All Questions Answered with Leo Babauta – December

By Leo Babauta

It’s time for another edition of All Questions Answered. And we have three great questions this week — thanks everyone!

1. What do you do if you have several habits you want to form right away — it seems too hard to wait three months to form three small habits?

Leo: It’s best to think of habits in the long term — you’re not trying to form a bunch of habits right now, but over a lifetime. So think about a year from now, or three years — where do you want to be? If you really want to have some solid habits that have been firmly ingrained, it’s worth it to do it right. So that would be one habit at a time, for about a month each — though you can’t just forget about the habit after a month. You’ll still have to give it some attention, just not as much.

That said, I know it can be hard to wait. So if you think you won’t be able to wait, pick two or three very, very small habits. Wake just 5 minutes earlier, and do just 5 minutes of exercise, and make one small diet change for a week or two. Then increase just a little the 2nd week. This method works but takes more concentration to keep all three habits going.

Lastly, if you want to do three big changes at a time, go for it — just know that it’s probably less effective. It’s still possible to make all three stick, but if you falter in one or more habits, take note of why and adjust your method to be more effective.

2. I’m new to strength training and one of my goals this month is to do more planks and push-ups. Are there other exercises I should be doing first to protect the shoulder? I do stop before I feel too much strain. Maybe I shouldn’t do them every day?

Leo: I would definitely not do them every day. Give yourself a day of rest. And progress slowly, especially if you’ve had shoulder issues in the past. A slow progression, with rest, should be fine for most people. And as you already noted, don’t overextend the shoulder — don’t go too low if you have a weak shoulder. It could cause strain or a tear.

I would also recommend doing other exercises to strengthen the shoulder — shoulder presses (with dumbbells or a barbell, but not too heavy at first), some kind of rows (for the back), pullups. All of these should be started slowly with little weight, not too much strain, and progress slowly to strengthen the muscles around your shoulders and back.

3. I see a bit of conflict between working out (at least the strength training part) and habit forming.
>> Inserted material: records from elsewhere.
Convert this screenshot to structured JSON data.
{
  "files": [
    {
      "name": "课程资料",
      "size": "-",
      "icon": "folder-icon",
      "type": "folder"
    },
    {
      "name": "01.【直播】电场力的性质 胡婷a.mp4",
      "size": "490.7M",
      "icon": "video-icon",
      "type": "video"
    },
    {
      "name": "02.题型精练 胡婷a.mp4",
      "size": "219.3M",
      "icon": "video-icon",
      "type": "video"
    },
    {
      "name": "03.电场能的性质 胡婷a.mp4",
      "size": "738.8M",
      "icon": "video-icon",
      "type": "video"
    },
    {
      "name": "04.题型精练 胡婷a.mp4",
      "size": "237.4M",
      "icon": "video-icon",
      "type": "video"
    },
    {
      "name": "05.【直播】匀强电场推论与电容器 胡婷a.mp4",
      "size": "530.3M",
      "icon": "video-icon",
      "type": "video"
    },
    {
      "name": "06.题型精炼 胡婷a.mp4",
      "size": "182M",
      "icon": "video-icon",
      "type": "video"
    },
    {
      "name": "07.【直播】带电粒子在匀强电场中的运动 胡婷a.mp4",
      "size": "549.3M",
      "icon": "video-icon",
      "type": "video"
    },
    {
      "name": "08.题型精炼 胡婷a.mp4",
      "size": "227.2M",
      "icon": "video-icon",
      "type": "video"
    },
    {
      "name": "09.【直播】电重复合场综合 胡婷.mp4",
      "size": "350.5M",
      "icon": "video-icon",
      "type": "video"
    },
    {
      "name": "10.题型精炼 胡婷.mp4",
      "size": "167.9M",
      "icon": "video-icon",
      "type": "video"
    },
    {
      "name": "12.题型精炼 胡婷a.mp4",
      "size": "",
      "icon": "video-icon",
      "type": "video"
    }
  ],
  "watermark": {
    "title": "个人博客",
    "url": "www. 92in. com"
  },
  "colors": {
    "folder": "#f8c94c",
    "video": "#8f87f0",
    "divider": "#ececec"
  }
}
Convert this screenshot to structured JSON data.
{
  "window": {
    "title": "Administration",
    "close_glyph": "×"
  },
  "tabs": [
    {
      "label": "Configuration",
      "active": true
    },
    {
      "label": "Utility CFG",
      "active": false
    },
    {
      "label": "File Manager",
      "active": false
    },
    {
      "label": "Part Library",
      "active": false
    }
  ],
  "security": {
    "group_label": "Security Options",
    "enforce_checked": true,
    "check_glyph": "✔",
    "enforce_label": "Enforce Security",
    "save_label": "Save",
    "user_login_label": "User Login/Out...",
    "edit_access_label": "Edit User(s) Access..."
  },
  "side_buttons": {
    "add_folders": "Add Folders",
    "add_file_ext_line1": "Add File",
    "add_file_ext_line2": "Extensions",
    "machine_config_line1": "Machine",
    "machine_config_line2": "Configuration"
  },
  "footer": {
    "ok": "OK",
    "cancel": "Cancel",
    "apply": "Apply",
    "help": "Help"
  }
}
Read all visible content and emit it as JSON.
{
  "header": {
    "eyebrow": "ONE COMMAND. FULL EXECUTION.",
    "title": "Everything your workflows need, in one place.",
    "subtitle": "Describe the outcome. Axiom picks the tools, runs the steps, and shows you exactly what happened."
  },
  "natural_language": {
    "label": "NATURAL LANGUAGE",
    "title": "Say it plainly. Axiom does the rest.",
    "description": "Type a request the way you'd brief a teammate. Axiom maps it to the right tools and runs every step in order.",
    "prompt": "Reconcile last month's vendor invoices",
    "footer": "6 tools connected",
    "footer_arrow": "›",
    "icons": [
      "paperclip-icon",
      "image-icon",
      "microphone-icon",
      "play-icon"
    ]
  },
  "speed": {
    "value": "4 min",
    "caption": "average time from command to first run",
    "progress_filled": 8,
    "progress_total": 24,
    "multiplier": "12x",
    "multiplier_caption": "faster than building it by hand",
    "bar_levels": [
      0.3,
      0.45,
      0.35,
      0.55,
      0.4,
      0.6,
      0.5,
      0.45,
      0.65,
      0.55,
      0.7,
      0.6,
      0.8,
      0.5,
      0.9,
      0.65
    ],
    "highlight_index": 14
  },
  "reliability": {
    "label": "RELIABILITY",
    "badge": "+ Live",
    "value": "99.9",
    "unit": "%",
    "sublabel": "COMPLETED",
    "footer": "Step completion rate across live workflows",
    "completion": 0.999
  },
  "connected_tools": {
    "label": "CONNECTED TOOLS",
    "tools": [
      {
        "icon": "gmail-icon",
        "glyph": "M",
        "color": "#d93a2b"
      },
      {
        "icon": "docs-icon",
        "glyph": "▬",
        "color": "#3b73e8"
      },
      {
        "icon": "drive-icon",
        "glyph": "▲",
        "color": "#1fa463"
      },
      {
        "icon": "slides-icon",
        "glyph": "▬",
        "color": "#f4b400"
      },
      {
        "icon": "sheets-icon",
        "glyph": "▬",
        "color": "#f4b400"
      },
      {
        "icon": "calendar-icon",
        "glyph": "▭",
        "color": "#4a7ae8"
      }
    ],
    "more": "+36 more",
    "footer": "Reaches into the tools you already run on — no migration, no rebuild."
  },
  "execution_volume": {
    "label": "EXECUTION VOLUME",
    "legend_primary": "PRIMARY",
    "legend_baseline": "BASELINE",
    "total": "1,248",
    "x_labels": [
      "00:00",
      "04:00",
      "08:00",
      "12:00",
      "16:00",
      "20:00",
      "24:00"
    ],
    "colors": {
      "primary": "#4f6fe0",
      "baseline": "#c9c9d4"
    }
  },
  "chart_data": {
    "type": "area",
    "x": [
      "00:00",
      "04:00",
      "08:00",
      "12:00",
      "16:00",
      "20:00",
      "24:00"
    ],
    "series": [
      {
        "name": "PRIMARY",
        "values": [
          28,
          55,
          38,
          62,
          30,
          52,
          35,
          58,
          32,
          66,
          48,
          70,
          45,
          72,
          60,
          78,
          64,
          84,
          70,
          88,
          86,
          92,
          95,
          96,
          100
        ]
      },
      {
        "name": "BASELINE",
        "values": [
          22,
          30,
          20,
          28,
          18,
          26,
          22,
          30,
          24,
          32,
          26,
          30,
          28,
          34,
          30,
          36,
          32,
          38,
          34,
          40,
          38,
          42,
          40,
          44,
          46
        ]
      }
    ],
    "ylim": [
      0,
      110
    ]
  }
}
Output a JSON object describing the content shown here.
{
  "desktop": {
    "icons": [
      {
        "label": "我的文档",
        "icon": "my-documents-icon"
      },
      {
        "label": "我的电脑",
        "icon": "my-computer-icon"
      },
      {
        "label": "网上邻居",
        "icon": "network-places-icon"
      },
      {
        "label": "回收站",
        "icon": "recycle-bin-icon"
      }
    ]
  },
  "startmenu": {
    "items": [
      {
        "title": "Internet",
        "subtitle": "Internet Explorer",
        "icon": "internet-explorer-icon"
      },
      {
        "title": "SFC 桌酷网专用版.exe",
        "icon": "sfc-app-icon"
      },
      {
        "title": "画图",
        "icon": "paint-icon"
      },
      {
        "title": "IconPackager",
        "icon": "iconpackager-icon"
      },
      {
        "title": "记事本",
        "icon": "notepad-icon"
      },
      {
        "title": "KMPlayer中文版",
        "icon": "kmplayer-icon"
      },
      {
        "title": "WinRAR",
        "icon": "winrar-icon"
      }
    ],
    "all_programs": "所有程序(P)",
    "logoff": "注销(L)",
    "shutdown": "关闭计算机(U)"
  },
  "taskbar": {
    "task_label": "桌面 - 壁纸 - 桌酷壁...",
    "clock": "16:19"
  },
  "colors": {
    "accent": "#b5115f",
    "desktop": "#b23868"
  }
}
In the sense that, to form a habit you should ideally do it every day, but in strength training it is commonly known that you need to alter workout days with rest days. So: how to combine both? And: is the rest day equally necessary if you “limit” yourself to bodyweight exercises? In other words: should I do my push-ups every day? Or every other day?

Leo: This is an excellent point. Habits are best if they’re done every day, but exercise is best with a day of rest in between. There are a few different approaches to handle this dilemma.

The first approach is to do different exercises on different days. So pushups and walking, or pushups and lunges (or bodyweight squats), on alternating days. If you do this approach, don’t go too long or intense each day, or you could overtax your body. Remember, this is for the long term, and you’re not trying to get immediate results. You want habits that will stick and make a big difference over a lifetime. Also realize that you’re forming two different but related habits — it’s nearly as good as doing one habit every day, but not exactly as good.

The second approach is to skip days (have rest days), which is a good idea if you’re new to exercise. The habit you’re forming will take longer to form, and this is less ideal from a habit standpoint. I recommend the first approach over this if you’re concerned about habit formation.

Lastly, you could just do pushups every day. I would do a small amount of them (if you can do 15, just do 5), because you really don’t want to overtax your body. Overtaxing leads to injury and burnout, which will kill the habit. Know that this method (doing them every day) is less than ideal from your body’s standpoint but best from a habit standpoint.

None of these approaches is perfect, but it shows that when you’re forming habits, you’re often trying to balance two or more competing factors, and you just have to find the balance that works for you. You might try one approach, and if it’s not working, try another. It’s an experiment of one.